> Brief:
Please return each line of the listing below exactly as written.

> Data extract:
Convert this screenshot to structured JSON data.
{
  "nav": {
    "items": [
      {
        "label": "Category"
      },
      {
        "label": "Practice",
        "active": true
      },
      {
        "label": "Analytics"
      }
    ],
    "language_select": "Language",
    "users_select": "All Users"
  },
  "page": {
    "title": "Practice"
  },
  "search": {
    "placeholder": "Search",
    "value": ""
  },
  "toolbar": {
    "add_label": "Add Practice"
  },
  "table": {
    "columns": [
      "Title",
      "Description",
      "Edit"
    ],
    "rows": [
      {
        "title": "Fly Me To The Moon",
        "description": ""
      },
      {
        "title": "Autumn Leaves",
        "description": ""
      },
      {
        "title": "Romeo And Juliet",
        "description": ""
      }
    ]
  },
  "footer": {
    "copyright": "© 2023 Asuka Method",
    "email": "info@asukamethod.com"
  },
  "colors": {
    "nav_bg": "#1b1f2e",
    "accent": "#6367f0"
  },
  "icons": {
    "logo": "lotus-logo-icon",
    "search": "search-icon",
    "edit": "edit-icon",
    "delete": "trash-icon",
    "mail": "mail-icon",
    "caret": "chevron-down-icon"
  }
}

> Answer area:
Convert this screenshot to structured JSON data.
{
  "nav": {
    "items": [
      {
        "label": "Category"
      },
      {
        "label": "Practice",
        "active": true
      },
      {
        "label": "Analytics"
      }
    ],
    "language_select": "Language",
    "users_select": "All Users"
  },
  "page": {
    "title": "Practice"
  },
  "search": {
    "placeholder": "Search",
    "value": ""
  },
  "toolbar": {
    "add_label": "Add Practice"
  },
  "table": {
    "columns": [
      "Title",
      "Description",
      "Edit"
    ],
    "rows": [
      {
        "title": "Fly Me To The Moon",
        "description": ""
      },
      {
        "title": "Autumn Leaves",
        "description": ""
      },
      {
        "title": "Romeo And Juliet",
        "description": ""
      }
    ]
  },
  "footer": {
    "copyright": "© 2023 Asuka Method",
    "email": "info@asukamethod.com"
  },
  "colors": {
    "nav_bg": "#1b1f2e",
    "accent": "#6367f0"
  },
  "icons": {
    "logo": "lotus-logo-icon",
    "search": "search-icon",
    "edit": "edit-icon",
    "delete": "trash-icon",
    "mail": "mail-icon",
    "caret": "chevron-down-icon"
  }
}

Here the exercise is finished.